A comment from the head of the Family Division Sir James Munby about the ‘sloppy practices’ of social workers has put the process of adoption reform on the brink of crisis, according the minister for children.
It comes after Lord Chief Justice Munby said that social services needed to provide “proper evidence” that all alternatives to adoption had been considered before bringing a case to court and criticised the “recurrent inadequacy” of the analysis he came across in hearings.
His statements were made during an appeal court ruling last year known as Re B-S, but they have apparently thrown the adoption departments into confusion, leading some in the profession to question whether a new “adoption test” has been introduced.
Speaking in the Time, Edward Timpson, the minister for children, said that he was “very concerned” at the impact the judge’s words appeared to be having.
“My reading of the judgment itself doesn’t give me cause for concern, as it is saying very clearly adoption has to be demonstrably the best option for a child.
“That is restating what the law says. My concerns are over the dip in the number of [placement orders] and the way local authorities and the lower courts appear to have responded to this judgment, and I am not alone in being concerned about that,” he said.
From March last year 5,050 children were placed in new families, 63 per cent higher from 2011, when the reforms were introduced.
However, the latest figures also revealed a drop in the number of children who are being considered for adoption, potentially as a result of Re B-S.

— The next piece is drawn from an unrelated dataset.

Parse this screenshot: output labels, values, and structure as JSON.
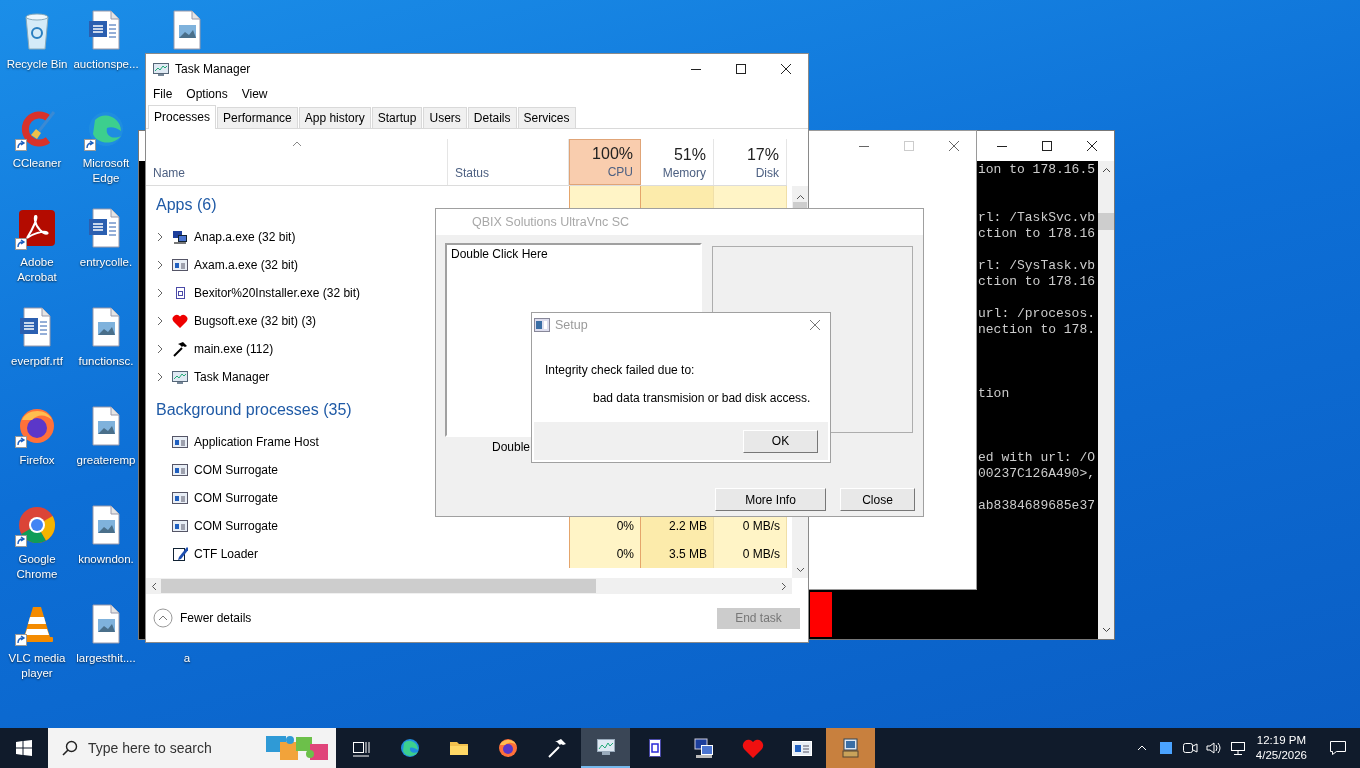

The Adoption Board, chaired by Sir Martin Narey, will shortly issue new guidance to local authorities on what the judgment means and clarifying the system has not changed, but reminding them of their obligations under the law.